▶ [Aim of the task] Please repeat the listing below in its entirety, exactly.

▶ [Extracted entries]
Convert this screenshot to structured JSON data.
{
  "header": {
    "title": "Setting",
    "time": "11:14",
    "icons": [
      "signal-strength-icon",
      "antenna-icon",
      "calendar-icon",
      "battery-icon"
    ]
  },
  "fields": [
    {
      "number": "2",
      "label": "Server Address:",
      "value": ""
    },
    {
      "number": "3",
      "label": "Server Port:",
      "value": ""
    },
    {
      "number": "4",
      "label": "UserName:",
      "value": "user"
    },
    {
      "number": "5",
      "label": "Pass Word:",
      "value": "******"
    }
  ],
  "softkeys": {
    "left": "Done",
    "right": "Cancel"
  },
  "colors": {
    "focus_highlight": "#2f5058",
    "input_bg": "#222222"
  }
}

▶ [Answer box]
Convert this screenshot to structured JSON data.
{
  "header": {
    "title": "Setting",
    "time": "11:14",
    "icons": [
      "signal-strength-icon",
      "antenna-icon",
      "calendar-icon",
      "battery-icon"
    ]
  },
  "fields": [
    {
      "number": "2",
      "label": "Server Address:",
      "value": ""
    },
    {
      "number": "3",
      "label": "Server Port:",
      "value": ""
    },
    {
      "number": "4",
      "label": "UserName:",
      "value": "user"
    },
    {
      "number": "5",
      "label": "Pass Word:",
      "value": "******"
    }
  ],
  "softkeys": {
    "left": "Done",
    "right": "Cancel"
  },
  "colors": {
    "focus_highlight": "#2f5058",
    "input_bg": "#222222"
  }
}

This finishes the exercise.